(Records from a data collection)
Start of Block

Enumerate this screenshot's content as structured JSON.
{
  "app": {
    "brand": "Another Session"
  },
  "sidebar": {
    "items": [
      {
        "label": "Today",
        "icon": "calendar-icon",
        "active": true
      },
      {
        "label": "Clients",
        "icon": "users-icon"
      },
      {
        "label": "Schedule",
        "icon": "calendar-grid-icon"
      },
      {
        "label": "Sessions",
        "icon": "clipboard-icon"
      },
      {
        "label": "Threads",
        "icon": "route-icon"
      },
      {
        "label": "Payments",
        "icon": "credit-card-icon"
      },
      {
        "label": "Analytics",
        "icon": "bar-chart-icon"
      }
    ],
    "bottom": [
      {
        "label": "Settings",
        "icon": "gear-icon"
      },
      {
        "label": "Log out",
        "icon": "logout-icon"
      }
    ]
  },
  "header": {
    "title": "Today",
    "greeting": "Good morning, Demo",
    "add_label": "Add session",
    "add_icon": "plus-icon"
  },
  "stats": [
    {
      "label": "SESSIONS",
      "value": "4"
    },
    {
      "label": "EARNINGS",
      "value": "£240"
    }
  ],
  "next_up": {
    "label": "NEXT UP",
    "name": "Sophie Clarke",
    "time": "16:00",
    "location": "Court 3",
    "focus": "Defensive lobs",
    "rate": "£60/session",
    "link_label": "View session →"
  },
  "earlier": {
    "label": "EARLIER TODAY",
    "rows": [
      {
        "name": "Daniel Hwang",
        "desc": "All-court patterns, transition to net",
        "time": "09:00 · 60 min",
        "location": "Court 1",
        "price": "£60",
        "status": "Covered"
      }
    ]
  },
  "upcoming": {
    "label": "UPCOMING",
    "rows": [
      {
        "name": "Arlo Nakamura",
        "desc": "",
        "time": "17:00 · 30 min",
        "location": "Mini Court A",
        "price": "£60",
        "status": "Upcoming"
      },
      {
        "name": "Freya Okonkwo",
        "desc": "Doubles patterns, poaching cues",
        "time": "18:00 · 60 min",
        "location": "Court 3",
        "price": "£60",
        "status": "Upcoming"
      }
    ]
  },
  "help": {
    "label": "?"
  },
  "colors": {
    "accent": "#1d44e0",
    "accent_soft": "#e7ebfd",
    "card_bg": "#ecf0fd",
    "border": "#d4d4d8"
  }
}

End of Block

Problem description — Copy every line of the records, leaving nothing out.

Written solution —
Enumerate this screenshot's content as structured JSON.
{
  "app": {
    "brand": "Another Session"
  },
  "sidebar": {
    "items": [
      {
        "label": "Today",
        "icon": "calendar-icon",
        "active": true
      },
      {
        "label": "Clients",
        "icon": "users-icon"
      },
      {
        "label": "Schedule",
        "icon": "calendar-grid-icon"
      },
      {
        "label": "Sessions",
        "icon": "clipboard-icon"
      },
      {
        "label": "Threads",
        "icon": "route-icon"
      },
      {
        "label": "Payments",
        "icon": "credit-card-icon"
      },
      {
        "label": "Analytics",
        "icon": "bar-chart-icon"
      }
    ],
    "bottom": [
      {
        "label": "Settings",
        "icon": "gear-icon"
      },
      {
        "label": "Log out",
        "icon": "logout-icon"
      }
    ]
  },
  "header": {
    "title": "Today",
    "greeting": "Good morning, Demo",
    "add_label": "Add session",
    "add_icon": "plus-icon"
  },
  "stats": [
    {
      "label": "SESSIONS",
      "value": "4"
    },
    {
      "label": "EARNINGS",
      "value": "£240"
    }
  ],
  "next_up": {
    "label": "NEXT UP",
    "name": "Sophie Clarke",
    "time": "16:00",
    "location": "Court 3",
    "focus": "Defensive lobs",
    "rate": "£60/session",
    "link_label": "View session →"
  },
  "earlier": {
    "label": "EARLIER TODAY",
    "rows": [
      {
        "name": "Daniel Hwang",
        "desc": "All-court patterns, transition to net",
        "time": "09:00 · 60 min",
        "location": "Court 1",
        "price": "£60",
        "status": "Covered"
      }
    ]
  },
  "upcoming": {
    "label": "UPCOMING",
    "rows": [
      {
        "name": "Arlo Nakamura",
        "desc": "",
        "time": "17:00 · 30 min",
        "location": "Mini Court A",
        "price": "£60",
        "status": "Upcoming"
      },
      {
        "name": "Freya Okonkwo",
        "desc": "Doubles patterns, poaching cues",
        "time": "18:00 · 60 min",
        "location": "Court 3",
        "price": "£60",
        "status": "Upcoming"
      }
    ]
  },
  "help": {
    "label": "?"
  },
  "colors": {
    "accent": "#1d44e0",
    "accent_soft": "#e7ebfd",
    "card_bg": "#ecf0fd",
    "border": "#d4d4d8"
  }
}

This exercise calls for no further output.